At some point in the proceedings you may start focusing on just how severely all the supporting characters in frame are playing against type, or at least severely made up, including not just the nearly unrecognizable Eckart and not quite as disguised Hinds but Katey Sagal, channeling Edie Falco as the chain-smoking Ma in question. It would be distracting if it weren’t so much fun watching them (and Ted Levine as a not entirely scrupulous promoter) chew things up, even if at times the crowded domestic scenes feel a little ‘Fighter’ redux.
And Teller? He’s done some transforming, too — building his abs as surely as Eckart let his gut go for his role — and he shows additional courage in staying true to the real Paz’s late ‘80s/early ‘90s porn ‘stache. As with “Whiplash,” where he basically played an asshole-in-training, Teller is ideally cast as someone whose very profession demands a lack of cuddliness that is also the actor’s stock in trade. He’s terrific not just in the visceral punching scenes but the anti-visceral ones that dominate the middle part of the movie, when his neck and head are immobilized in the “halo” contraption that literally screws right into his brow. (When Paz insists on having the screws removed without anesthesia, Teller gives good screaming, too.)
But is he an actor who can do romantic chemistry?

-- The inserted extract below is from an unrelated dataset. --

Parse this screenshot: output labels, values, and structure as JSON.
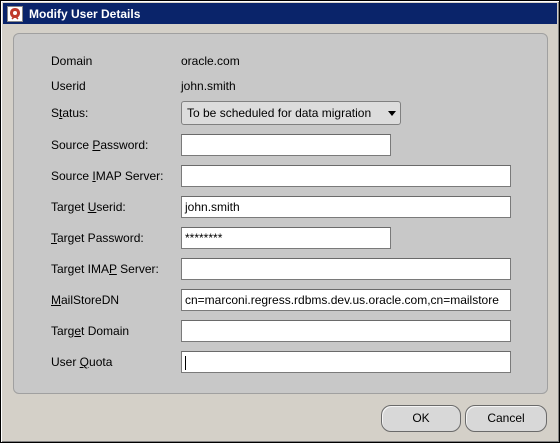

That’s still open to question here, as early scenes with a low-rent, high-heeled, frequently nude girlfriend — who goes away after an amusing make-out scene involving the halo ends with her complaining that “my f—ing hair is caught in your f—ing thing” — gives way to all of 10 seconds spent at a family dinner with a more wholesome GF. You wonder if any scenes of actual tenderness with Paz and a love interest might have been scripted and abandoned… a question that recurs when the subject of his dad’s likely adultery is raised briefly and never addressed again.

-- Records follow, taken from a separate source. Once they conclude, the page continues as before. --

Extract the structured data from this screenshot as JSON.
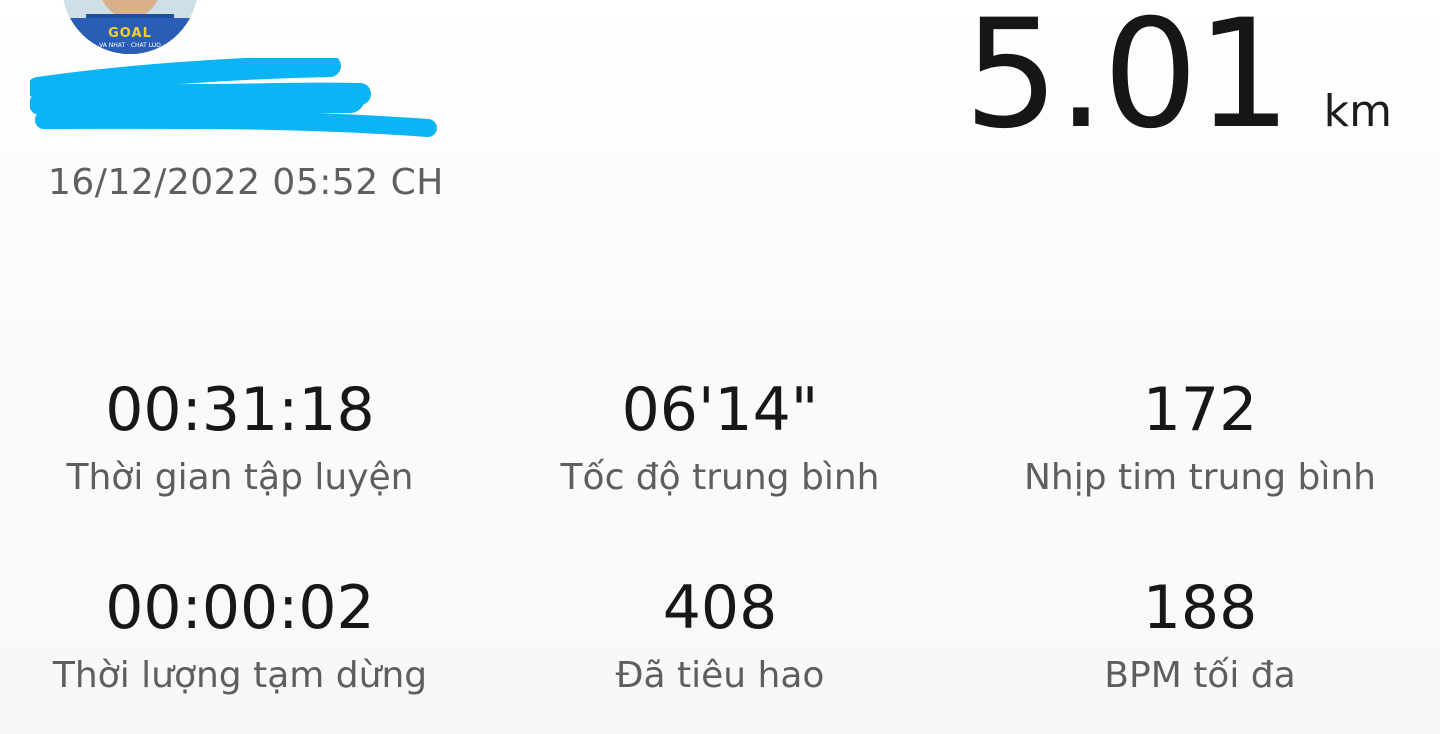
{
  "profile": {
    "avatar_badge_text": "GOAL",
    "avatar_motto": "VA NHAT · CHAT LUO",
    "name_redacted": true,
    "workout_datetime": "16/12/2022 05:52 CH"
  },
  "summary": {
    "distance_value": "5.01",
    "distance_unit": "km"
  },
  "stats": [
    {
      "value": "00:31:18",
      "label": "Thời gian tập luyện"
    },
    {
      "value": "06'14\"",
      "label": "Tốc độ trung bình"
    },
    {
      "value": "172",
      "label": "Nhịp tim trung bình"
    },
    {
      "value": "00:00:02",
      "label": "Thời lượng tạm dừng"
    },
    {
      "value": "408",
      "label": "Đã tiêu hao"
    },
    {
      "value": "188",
      "label": "BPM tối đa"
    }
  ],
  "colors": {
    "redaction": "#0ab4f5",
    "value_text": "#171717",
    "label_text": "#5e5e5e"
  }
}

As enjoyable as it is spending time with these people and these actors, no one evidences any personal growth, least of all Teller’s champ, who’s all about stick-to-it-iveness from start to finish, give or take a few errant moments at the gambling table and nudie bar. Watching the trailer, you might think the crux of the movie will be the moral dilemma Vinny and his posse face when the question arises of whether to have an operation that will ensure his safety but ruin his ability to box or proceed with the riskier one that will allow him to re-endanger his life in the ring. Problem: for Vinny, there’s no dilemma, and there doesn’t seem to be one for anyone making the movie, either. If you have any compunctions about men beating the hell out of each other for profit, a film in which it’s seen as virtuous for someone to risk his life to keep doing that — even though, unlike ‘The Fighter,” there’s not really much at stake except a diminishment of pride — is not the ambiguous boxing movie for you. But if you ever yearned to see a version of “Million Dollar Baby” that has a completely feel-good last reel, this may be it.

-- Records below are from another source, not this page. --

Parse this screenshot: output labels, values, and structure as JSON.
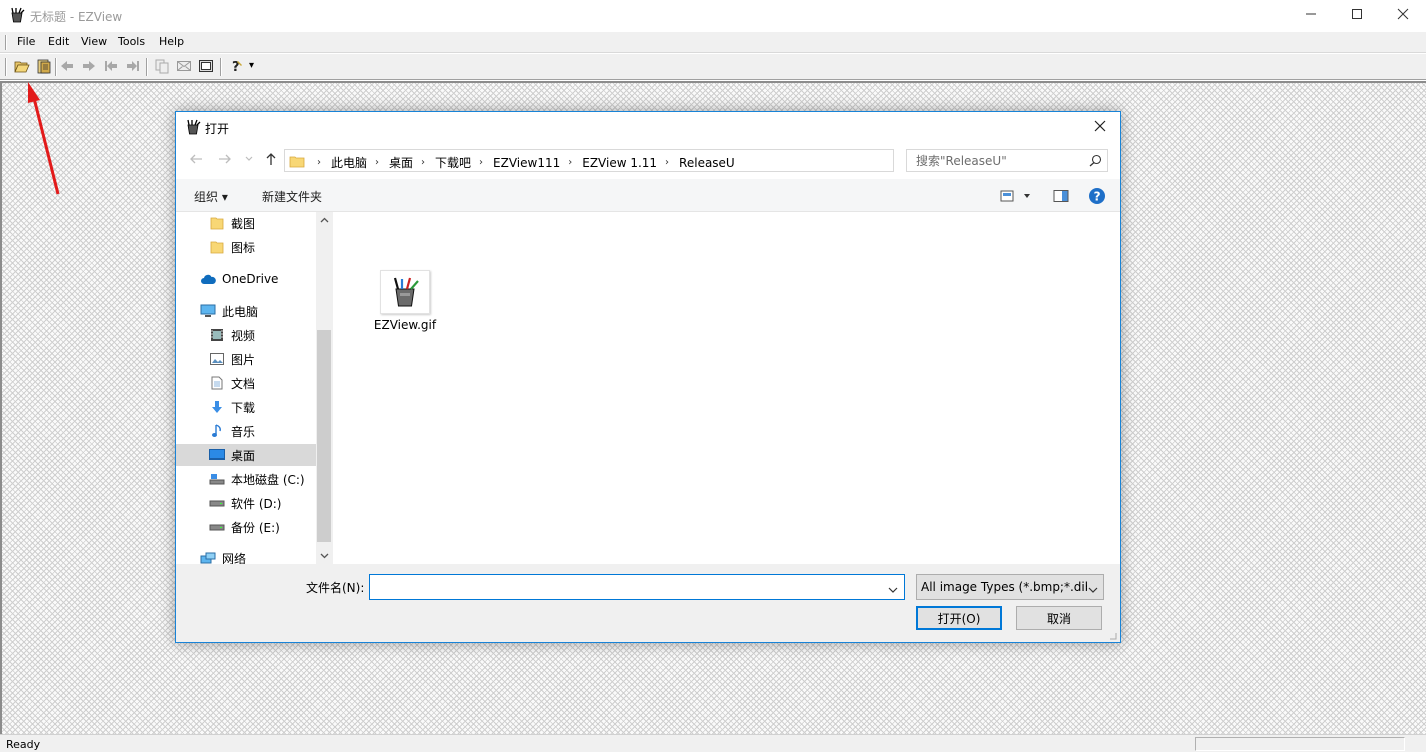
{
  "window": {
    "title": "无标题 - EZView",
    "menu": [
      "File",
      "Edit",
      "View",
      "Tools",
      "Help"
    ],
    "status": "Ready",
    "controls": {
      "minimize": "minimize-icon",
      "maximize": "maximize-icon",
      "close": "close-icon"
    }
  },
  "toolbar": {
    "icons": [
      "open-folder-icon",
      "browse-icon",
      "back-arrow-icon",
      "forward-arrow-icon",
      "first-icon",
      "last-icon",
      "copy-icon",
      "envelope-icon",
      "fullscreen-icon",
      "help-icon"
    ],
    "help_dropdown": "▾"
  },
  "dialog": {
    "title": "打开",
    "breadcrumb": [
      "此电脑",
      "桌面",
      "下载吧",
      "EZView111",
      "EZView 1.11",
      "ReleaseU"
    ],
    "search_placeholder": "搜索\"ReleaseU\"",
    "organize_label": "组织 ▾",
    "new_folder_label": "新建文件夹",
    "nav_items": [
      {
        "label": "截图",
        "icon": "folder-icon"
      },
      {
        "label": "图标",
        "icon": "folder-icon"
      },
      {
        "label": "OneDrive",
        "icon": "cloud-icon"
      },
      {
        "label": "此电脑",
        "icon": "computer-icon"
      },
      {
        "label": "视频",
        "icon": "video-icon"
      },
      {
        "label": "图片",
        "icon": "pictures-icon"
      },
      {
        "label": "文档",
        "icon": "document-icon"
      },
      {
        "label": "下载",
        "icon": "download-icon"
      },
      {
        "label": "音乐",
        "icon": "music-icon"
      },
      {
        "label": "桌面",
        "icon": "desktop-icon",
        "selected": true
      },
      {
        "label": "本地磁盘 (C:)",
        "icon": "drive-icon"
      },
      {
        "label": "软件 (D:)",
        "icon": "drive-icon"
      },
      {
        "label": "备份 (E:)",
        "icon": "drive-icon"
      },
      {
        "label": "网络",
        "icon": "network-icon"
      }
    ],
    "files": [
      {
        "name": "EZView.gif",
        "icon": "ezview-file-icon"
      }
    ],
    "filename_label": "文件名(N):",
    "filename_value": "",
    "filetype_value": "All image Types (*.bmp;*.dib",
    "open_label": "打开(O)",
    "cancel_label": "取消"
  },
  "colors": {
    "accent": "#0078d7",
    "annotation_arrow": "#e21a1a",
    "selected_nav": "#d9d9d9"
  }
}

A very quick denouement after the final bout promises some kind of life lesson that the hero has learned via his comeback, but all it amounts to is a few sentences. Vinny offers a reporter about the importance of always doing the things that people insist you can’t do — a sophomoric declaration treated as if it’s the wisdom of Sophocles. Which still leaves open the question begged by the title: Bleed for what, again, exactly? [B-/C+]